Take each line of the data that contains the string "structure" and copy it.

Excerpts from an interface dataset
+-------+
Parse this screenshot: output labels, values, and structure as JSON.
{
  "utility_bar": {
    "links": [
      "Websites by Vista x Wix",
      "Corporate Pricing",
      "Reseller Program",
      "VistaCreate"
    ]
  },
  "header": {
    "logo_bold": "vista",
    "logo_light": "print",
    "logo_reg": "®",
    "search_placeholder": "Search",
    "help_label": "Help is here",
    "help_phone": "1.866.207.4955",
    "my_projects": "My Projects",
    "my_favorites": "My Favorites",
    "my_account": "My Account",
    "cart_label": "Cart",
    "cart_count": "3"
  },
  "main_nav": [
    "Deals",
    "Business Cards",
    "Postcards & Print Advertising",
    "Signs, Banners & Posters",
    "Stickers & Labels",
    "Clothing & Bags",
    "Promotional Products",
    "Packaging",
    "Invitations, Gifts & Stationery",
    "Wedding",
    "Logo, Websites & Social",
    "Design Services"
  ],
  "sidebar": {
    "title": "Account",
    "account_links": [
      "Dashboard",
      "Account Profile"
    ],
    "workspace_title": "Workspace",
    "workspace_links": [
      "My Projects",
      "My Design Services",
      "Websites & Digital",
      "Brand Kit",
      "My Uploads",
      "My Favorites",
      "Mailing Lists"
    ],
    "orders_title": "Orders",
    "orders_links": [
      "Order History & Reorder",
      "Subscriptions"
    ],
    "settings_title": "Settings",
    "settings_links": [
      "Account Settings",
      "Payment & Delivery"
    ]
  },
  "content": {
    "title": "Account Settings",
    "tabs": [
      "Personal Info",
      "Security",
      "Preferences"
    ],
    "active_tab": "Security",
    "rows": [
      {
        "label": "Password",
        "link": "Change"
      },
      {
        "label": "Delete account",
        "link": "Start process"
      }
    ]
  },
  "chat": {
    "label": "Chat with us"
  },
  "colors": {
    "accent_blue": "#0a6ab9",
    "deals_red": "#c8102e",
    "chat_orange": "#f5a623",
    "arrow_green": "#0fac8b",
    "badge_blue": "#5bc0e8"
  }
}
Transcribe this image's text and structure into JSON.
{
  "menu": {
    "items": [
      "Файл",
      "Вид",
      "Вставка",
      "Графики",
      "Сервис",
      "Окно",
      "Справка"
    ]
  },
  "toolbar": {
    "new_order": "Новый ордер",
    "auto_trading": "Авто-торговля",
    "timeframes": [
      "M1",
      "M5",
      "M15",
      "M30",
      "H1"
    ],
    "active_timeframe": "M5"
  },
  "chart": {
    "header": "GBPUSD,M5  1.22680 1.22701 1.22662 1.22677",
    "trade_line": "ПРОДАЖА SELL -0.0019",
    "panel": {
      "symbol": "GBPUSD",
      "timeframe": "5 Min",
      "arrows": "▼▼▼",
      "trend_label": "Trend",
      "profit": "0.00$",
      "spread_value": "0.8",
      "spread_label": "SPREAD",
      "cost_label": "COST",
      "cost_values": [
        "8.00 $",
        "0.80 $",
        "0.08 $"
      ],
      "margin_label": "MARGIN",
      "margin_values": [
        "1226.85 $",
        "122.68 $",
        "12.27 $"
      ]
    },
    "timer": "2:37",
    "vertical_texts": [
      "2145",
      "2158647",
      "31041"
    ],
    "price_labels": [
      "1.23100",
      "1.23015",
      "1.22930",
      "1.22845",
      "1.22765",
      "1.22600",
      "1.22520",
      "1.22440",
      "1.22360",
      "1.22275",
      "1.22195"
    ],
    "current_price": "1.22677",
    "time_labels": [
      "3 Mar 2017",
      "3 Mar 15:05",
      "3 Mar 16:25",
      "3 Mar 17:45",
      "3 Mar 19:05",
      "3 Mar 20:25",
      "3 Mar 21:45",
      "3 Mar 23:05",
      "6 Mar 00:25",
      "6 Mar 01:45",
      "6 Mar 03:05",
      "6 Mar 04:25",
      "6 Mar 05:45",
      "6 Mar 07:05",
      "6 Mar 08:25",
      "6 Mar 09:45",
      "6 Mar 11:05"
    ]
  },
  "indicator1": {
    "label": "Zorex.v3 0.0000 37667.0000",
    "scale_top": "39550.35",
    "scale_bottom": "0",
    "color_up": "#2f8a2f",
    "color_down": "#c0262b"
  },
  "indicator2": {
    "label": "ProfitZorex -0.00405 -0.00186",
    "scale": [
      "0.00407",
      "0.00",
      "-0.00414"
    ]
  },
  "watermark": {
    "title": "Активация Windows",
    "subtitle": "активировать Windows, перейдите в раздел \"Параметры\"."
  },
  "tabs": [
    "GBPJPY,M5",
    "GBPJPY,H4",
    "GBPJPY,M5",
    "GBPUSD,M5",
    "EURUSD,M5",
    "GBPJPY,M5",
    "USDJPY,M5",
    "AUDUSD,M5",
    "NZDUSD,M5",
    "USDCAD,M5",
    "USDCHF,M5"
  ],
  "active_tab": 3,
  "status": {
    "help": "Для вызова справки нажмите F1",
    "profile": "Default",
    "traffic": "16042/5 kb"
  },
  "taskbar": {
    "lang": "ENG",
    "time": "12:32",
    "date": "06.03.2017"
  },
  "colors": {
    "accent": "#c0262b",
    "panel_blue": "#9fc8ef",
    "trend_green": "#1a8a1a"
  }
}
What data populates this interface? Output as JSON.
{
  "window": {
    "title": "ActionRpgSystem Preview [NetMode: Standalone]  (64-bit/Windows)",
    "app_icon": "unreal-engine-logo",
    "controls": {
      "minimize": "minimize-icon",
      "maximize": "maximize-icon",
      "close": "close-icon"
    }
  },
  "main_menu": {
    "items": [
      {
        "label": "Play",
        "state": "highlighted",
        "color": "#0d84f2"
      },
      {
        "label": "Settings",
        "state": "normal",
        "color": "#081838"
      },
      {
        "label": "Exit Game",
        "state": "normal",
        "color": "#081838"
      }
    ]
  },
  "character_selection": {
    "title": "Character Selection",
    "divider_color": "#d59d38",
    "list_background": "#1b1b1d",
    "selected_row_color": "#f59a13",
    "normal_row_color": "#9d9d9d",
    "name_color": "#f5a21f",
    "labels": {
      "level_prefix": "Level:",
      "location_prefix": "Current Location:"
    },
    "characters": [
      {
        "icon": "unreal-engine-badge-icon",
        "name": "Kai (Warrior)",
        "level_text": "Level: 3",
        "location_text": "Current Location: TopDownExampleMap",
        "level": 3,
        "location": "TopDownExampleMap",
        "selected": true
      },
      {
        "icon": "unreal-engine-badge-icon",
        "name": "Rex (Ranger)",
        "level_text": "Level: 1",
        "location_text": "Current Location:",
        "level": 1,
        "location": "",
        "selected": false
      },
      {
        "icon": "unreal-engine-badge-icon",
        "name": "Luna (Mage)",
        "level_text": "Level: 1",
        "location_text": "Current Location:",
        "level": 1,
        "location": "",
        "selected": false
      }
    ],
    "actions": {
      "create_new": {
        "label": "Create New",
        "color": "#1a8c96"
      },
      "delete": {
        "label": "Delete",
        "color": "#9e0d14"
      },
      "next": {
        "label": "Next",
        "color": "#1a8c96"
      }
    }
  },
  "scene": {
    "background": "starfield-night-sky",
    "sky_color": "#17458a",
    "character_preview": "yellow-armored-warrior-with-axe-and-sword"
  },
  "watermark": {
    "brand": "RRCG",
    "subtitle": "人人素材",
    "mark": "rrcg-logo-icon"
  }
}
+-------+
### Output for this exercise
Parse this screenshot: output labels, values, and structure as JSON.
Transcribe this image's text and structure into JSON.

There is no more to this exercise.